What is needed.
Skip the pictures and copy all the data that follows exactly.

Recorded data.

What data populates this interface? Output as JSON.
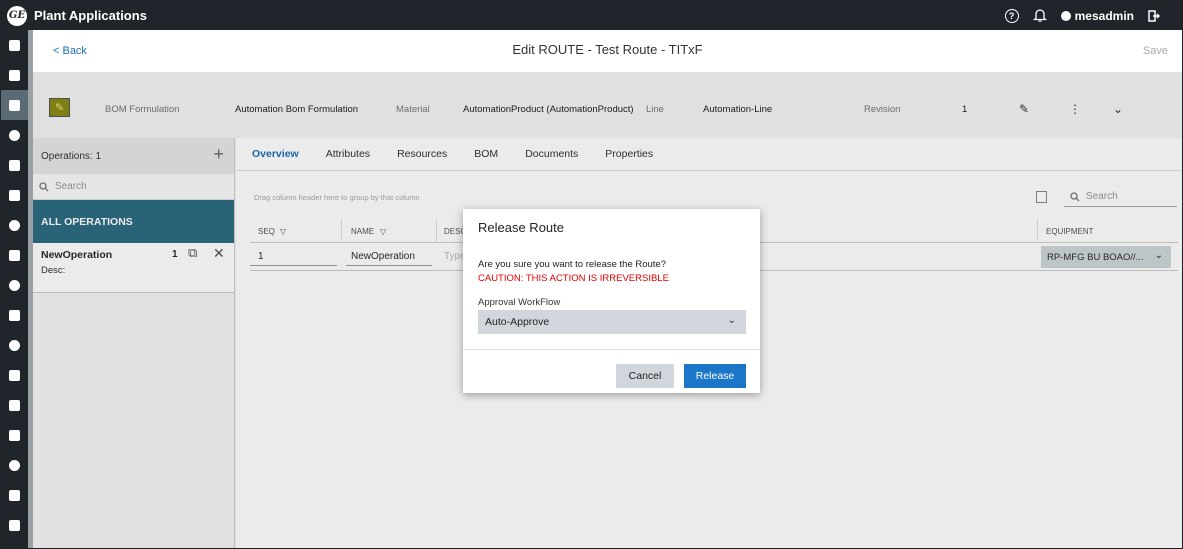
{
  "app": {
    "title": "Plant Applications",
    "logo_text": "GE"
  },
  "topbar": {
    "help_icon_glyph": "?",
    "user": "mesadmin"
  },
  "header": {
    "back_label": "< Back",
    "title": "Edit ROUTE - Test Route - TITxF",
    "save_label": "Save"
  },
  "info": {
    "bom_formulation_label": "BOM Formulation",
    "bom_formulation_value": "Automation Bom Formulation",
    "material_label": "Material",
    "material_value": "AutomationProduct (AutomationProduct)",
    "line_label": "Line",
    "line_value": "Automation-Line",
    "revision_label": "Revision",
    "revision_value": "1"
  },
  "operations": {
    "header": "Operations: 1",
    "search_placeholder": "Search",
    "all_label": "ALL OPERATIONS",
    "items": [
      {
        "name": "NewOperation",
        "count": "1",
        "desc": "Desc:"
      }
    ]
  },
  "tabs": [
    {
      "label": "Overview",
      "active": true
    },
    {
      "label": "Attributes"
    },
    {
      "label": "Resources"
    },
    {
      "label": "BOM"
    },
    {
      "label": "Documents"
    },
    {
      "label": "Properties"
    }
  ],
  "grid": {
    "group_hint": "Drag column header here to group by that column",
    "search_placeholder": "Search",
    "columns": {
      "seq": "SEQ",
      "name": "NAME",
      "desc": "DESC",
      "equipment": "EQUIPMENT"
    },
    "rows": [
      {
        "seq": "1",
        "name": "NewOperation",
        "desc_placeholder": "Type",
        "equipment": "RP-MFG BU BOAO//..."
      }
    ]
  },
  "modal": {
    "title": "Release Route",
    "question": "Are you sure you want to release the Route?",
    "caution": "CAUTION: THIS ACTION IS IRREVERSIBLE",
    "workflow_label": "Approval WorkFlow",
    "workflow_value": "Auto-Approve",
    "cancel_label": "Cancel",
    "release_label": "Release"
  },
  "colors": {
    "accent": "#1b75c9",
    "teal": "#2d6c82",
    "caution": "#e00000",
    "topbar": "#1f252b"
  }
}
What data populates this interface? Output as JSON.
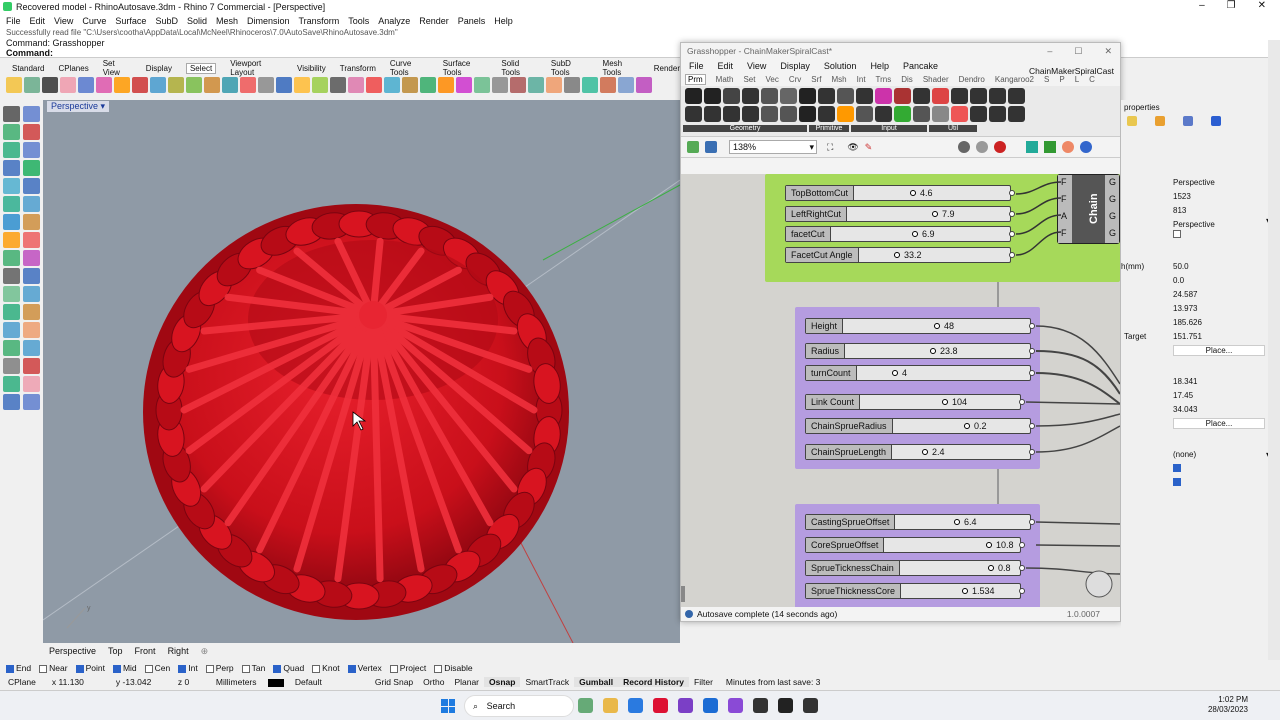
{
  "window": {
    "title": "Recovered model - RhinoAutosave.3dm - Rhino 7 Commercial - [Perspective]"
  },
  "menu": [
    "File",
    "Edit",
    "View",
    "Curve",
    "Surface",
    "SubD",
    "Solid",
    "Mesh",
    "Dimension",
    "Transform",
    "Tools",
    "Analyze",
    "Render",
    "Panels",
    "Help"
  ],
  "command": {
    "line1": "Successfully read file \"C:\\Users\\cootha\\AppData\\Local\\McNeel\\Rhinoceros\\7.0\\AutoSave\\RhinoAutosave.3dm\"",
    "line2": "Command: Grasshopper",
    "prompt": "Command:"
  },
  "toolbar_tabs": [
    "Standard",
    "CPlanes",
    "Set View",
    "Display",
    "Select",
    "Viewport Layout",
    "Visibility",
    "Transform",
    "Curve Tools",
    "Surface Tools",
    "Solid Tools",
    "SubD Tools",
    "Mesh Tools",
    "Render"
  ],
  "viewport": {
    "label": "Perspective"
  },
  "view_tabs": [
    "Perspective",
    "Top",
    "Front",
    "Right"
  ],
  "snaps": [
    {
      "label": "End",
      "on": true
    },
    {
      "label": "Near",
      "on": false
    },
    {
      "label": "Point",
      "on": true
    },
    {
      "label": "Mid",
      "on": true
    },
    {
      "label": "Cen",
      "on": false
    },
    {
      "label": "Int",
      "on": true
    },
    {
      "label": "Perp",
      "on": false
    },
    {
      "label": "Tan",
      "on": false
    },
    {
      "label": "Quad",
      "on": true
    },
    {
      "label": "Knot",
      "on": false
    },
    {
      "label": "Vertex",
      "on": true
    },
    {
      "label": "Project",
      "on": false
    },
    {
      "label": "Disable",
      "on": false
    }
  ],
  "status": {
    "cplane": "CPlane",
    "x": "x 11.130",
    "y": "y -13.042",
    "z": "z 0",
    "units": "Millimeters",
    "layer": "Default",
    "toggles": [
      "Grid Snap",
      "Ortho",
      "Planar",
      "Osnap",
      "SmartTrack",
      "Gumball",
      "Record History",
      "Filter"
    ],
    "filter_msg": "Minutes from last save: 3"
  },
  "grasshopper": {
    "title": "Grasshopper - ChainMakerSpiralCast*",
    "menu": [
      "File",
      "Edit",
      "View",
      "Display",
      "Solution",
      "Help",
      "Pancake"
    ],
    "doc_name": "ChainMakerSpiralCast",
    "tabs": [
      "Prm",
      "Math",
      "Set",
      "Vec",
      "Crv",
      "Srf",
      "Msh",
      "Int",
      "Trns",
      "Dis",
      "Shader",
      "Dendro",
      "Kangaroo2",
      "S",
      "P",
      "L",
      "C"
    ],
    "sections": [
      "Geometry",
      "Primitive",
      "Input",
      "Util"
    ],
    "zoom": "138%",
    "sliders_top": [
      {
        "label": "TopBottomCut",
        "value": "4.6"
      },
      {
        "label": "LeftRightCut",
        "value": "7.9"
      },
      {
        "label": "facetCut",
        "value": "6.9"
      },
      {
        "label": "FacetCut Angle",
        "value": "33.2"
      }
    ],
    "chain_component": {
      "name": "Chain",
      "inputs": [
        "F",
        "F",
        "A",
        "F"
      ],
      "outputs": [
        "G",
        "G",
        "G",
        "G"
      ]
    },
    "sliders_mid": [
      {
        "label": "Height",
        "value": "48"
      },
      {
        "label": "Radius",
        "value": "23.8"
      },
      {
        "label": "turnCount",
        "value": "4"
      },
      {
        "label": "Link Count",
        "value": "104"
      },
      {
        "label": "ChainSprueRadius",
        "value": "0.2"
      },
      {
        "label": "ChainSprueLength",
        "value": "2.4"
      }
    ],
    "sliders_bottom": [
      {
        "label": "CastingSprueOffset",
        "value": "6.4"
      },
      {
        "label": "CoreSprueOffset",
        "value": "10.8"
      },
      {
        "label": "SprueTicknessChain",
        "value": "0.8"
      },
      {
        "label": "SprueThicknessCore",
        "value": "1.534"
      }
    ],
    "status": "Autosave complete (14 seconds ago)",
    "version": "1.0.0007"
  },
  "properties": {
    "header": "properties",
    "values": [
      "Perspective",
      "1523",
      "813",
      "Perspective"
    ],
    "lens_label": "h(mm)",
    "lens_values": [
      "50.0",
      "0.0",
      "24.587",
      "13.973",
      "185.626"
    ],
    "target_label": "Target",
    "target_value": "151.751",
    "place_label": "Place...",
    "target_values": [
      "18.341",
      "17.45",
      "34.043"
    ],
    "place2_label": "Place...",
    "wallpaper": "(none)"
  },
  "taskbar": {
    "search": "Search",
    "time": "1:02 PM",
    "date": "28/03/2023"
  },
  "colors": {
    "chain_red": "#d4101c",
    "viewport_bg": "#8f9aa6",
    "gh_green": "#a6d95a",
    "gh_purple": "#b59ce0"
  }
}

Solution.
What data populates this interface? Output as JSON.
{
  "app": {
    "title": "Plant Applications",
    "logo_text": "GE"
  },
  "topbar": {
    "help_icon_glyph": "?",
    "user": "mesadmin"
  },
  "header": {
    "back_label": "< Back",
    "title": "Edit ROUTE - Test Route - TITxF",
    "save_label": "Save"
  },
  "info": {
    "bom_formulation_label": "BOM Formulation",
    "bom_formulation_value": "Automation Bom Formulation",
    "material_label": "Material",
    "material_value": "AutomationProduct (AutomationProduct)",
    "line_label": "Line",
    "line_value": "Automation-Line",
    "revision_label": "Revision",
    "revision_value": "1"
  },
  "operations": {
    "header": "Operations: 1",
    "search_placeholder": "Search",
    "all_label": "ALL OPERATIONS",
    "items": [
      {
        "name": "NewOperation",
        "count": "1",
        "desc": "Desc:"
      }
    ]
  },
  "tabs": [
    {
      "label": "Overview",
      "active": true
    },
    {
      "label": "Attributes"
    },
    {
      "label": "Resources"
    },
    {
      "label": "BOM"
    },
    {
      "label": "Documents"
    },
    {
      "label": "Properties"
    }
  ],
  "grid": {
    "group_hint": "Drag column header here to group by that column",
    "search_placeholder": "Search",
    "columns": {
      "seq": "SEQ",
      "name": "NAME",
      "desc": "DESC",
      "equipment": "EQUIPMENT"
    },
    "rows": [
      {
        "seq": "1",
        "name": "NewOperation",
        "desc_placeholder": "Type",
        "equipment": "RP-MFG BU BOAO//..."
      }
    ]
  },
  "modal": {
    "title": "Release Route",
    "question": "Are you sure you want to release the Route?",
    "caution": "CAUTION: THIS ACTION IS IRREVERSIBLE",
    "workflow_label": "Approval WorkFlow",
    "workflow_value": "Auto-Approve",
    "cancel_label": "Cancel",
    "release_label": "Release"
  },
  "colors": {
    "accent": "#1b75c9",
    "teal": "#2d6c82",
    "caution": "#e00000",
    "topbar": "#1f252b"
  }
}
What data populates this interface? Output as JSON.
{
  "window": {
    "title": "Recovered model - RhinoAutosave.3dm - Rhino 7 Commercial - [Perspective]"
  },
  "menu": [
    "File",
    "Edit",
    "View",
    "Curve",
    "Surface",
    "SubD",
    "Solid",
    "Mesh",
    "Dimension",
    "Transform",
    "Tools",
    "Analyze",
    "Render",
    "Panels",
    "Help"
  ],
  "command": {
    "line1": "Successfully read file \"C:\\Users\\cootha\\AppData\\Local\\McNeel\\Rhinoceros\\7.0\\AutoSave\\RhinoAutosave.3dm\"",
    "line2": "Command: Grasshopper",
    "prompt": "Command:"
  },
  "toolbar_tabs": [
    "Standard",
    "CPlanes",
    "Set View",
    "Display",
    "Select",
    "Viewport Layout",
    "Visibility",
    "Transform",
    "Curve Tools",
    "Surface Tools",
    "Solid Tools",
    "SubD Tools",
    "Mesh Tools",
    "Render"
  ],
  "viewport": {
    "label": "Perspective"
  },
  "view_tabs": [
    "Perspective",
    "Top",
    "Front",
    "Right"
  ],
  "snaps": [
    {
      "label": "End",
      "on": true
    },
    {
      "label": "Near",
      "on": false
    },
    {
      "label": "Point",
      "on": true
    },
    {
      "label": "Mid",
      "on": true
    },
    {
      "label": "Cen",
      "on": false
    },
    {
      "label": "Int",
      "on": true
    },
    {
      "label": "Perp",
      "on": false
    },
    {
      "label": "Tan",
      "on": false
    },
    {
      "label": "Quad",
      "on": true
    },
    {
      "label": "Knot",
      "on": false
    },
    {
      "label": "Vertex",
      "on": true
    },
    {
      "label": "Project",
      "on": false
    },
    {
      "label": "Disable",
      "on": false
    }
  ],
  "status": {
    "cplane": "CPlane",
    "x": "x 11.130",
    "y": "y -13.042",
    "z": "z 0",
    "units": "Millimeters",
    "layer": "Default",
    "toggles": [
      "Grid Snap",
      "Ortho",
      "Planar",
      "Osnap",
      "SmartTrack",
      "Gumball",
      "Record History",
      "Filter"
    ],
    "filter_msg": "Minutes from last save: 3"
  },
  "grasshopper": {
    "title": "Grasshopper - ChainMakerSpiralCast*",
    "menu": [
      "File",
      "Edit",
      "View",
      "Display",
      "Solution",
      "Help",
      "Pancake"
    ],
    "doc_name": "ChainMakerSpiralCast",
    "tabs": [
      "Prm",
      "Math",
      "Set",
      "Vec",
      "Crv",
      "Srf",
      "Msh",
      "Int",
      "Trns",
      "Dis",
      "Shader",
      "Dendro",
      "Kangaroo2",
      "S",
      "P",
      "L",
      "C"
    ],
    "sections": [
      "Geometry",
      "Primitive",
      "Input",
      "Util"
    ],
    "zoom": "138%",
    "sliders_top": [
      {
        "label": "TopBottomCut",
        "value": "4.6"
      },
      {
        "label": "LeftRightCut",
        "value": "7.9"
      },
      {
        "label": "facetCut",
        "value": "6.9"
      },
      {
        "label": "FacetCut Angle",
        "value": "33.2"
      }
    ],
    "chain_component": {
      "name": "Chain",
      "inputs": [
        "F",
        "F",
        "A",
        "F"
      ],
      "outputs": [
        "G",
        "G",
        "G",
        "G"
      ]
    },
    "sliders_mid": [
      {
        "label": "Height",
        "value": "48"
      },
      {
        "label": "Radius",
        "value": "23.8"
      },
      {
        "label": "turnCount",
        "value": "4"
      },
      {
        "label": "Link Count",
        "value": "104"
      },
      {
        "label": "ChainSprueRadius",
        "value": "0.2"
      },
      {
        "label": "ChainSprueLength",
        "value": "2.4"
      }
    ],
    "sliders_bottom": [
      {
        "label": "CastingSprueOffset",
        "value": "6.4"
      },
      {
        "label": "CoreSprueOffset",
        "value": "10.8"
      },
      {
        "label": "SprueTicknessChain",
        "value": "0.8"
      },
      {
        "label": "SprueThicknessCore",
        "value": "1.534"
      }
    ],
    "status": "Autosave complete (14 seconds ago)",
    "version": "1.0.0007"
  },
  "properties": {
    "header": "properties",
    "values": [
      "Perspective",
      "1523",
      "813",
      "Perspective"
    ],
    "lens_label": "h(mm)",
    "lens_values": [
      "50.0",
      "0.0",
      "24.587",
      "13.973",
      "185.626"
    ],
    "target_label": "Target",
    "target_value": "151.751",
    "place_label": "Place...",
    "target_values": [
      "18.341",
      "17.45",
      "34.043"
    ],
    "place2_label": "Place...",
    "wallpaper": "(none)"
  },
  "taskbar": {
    "search": "Search",
    "time": "1:02 PM",
    "date": "28/03/2023"
  },
  "colors": {
    "chain_red": "#d4101c",
    "viewport_bg": "#8f9aa6",
    "gh_green": "#a6d95a",
    "gh_purple": "#b59ce0"
  }
}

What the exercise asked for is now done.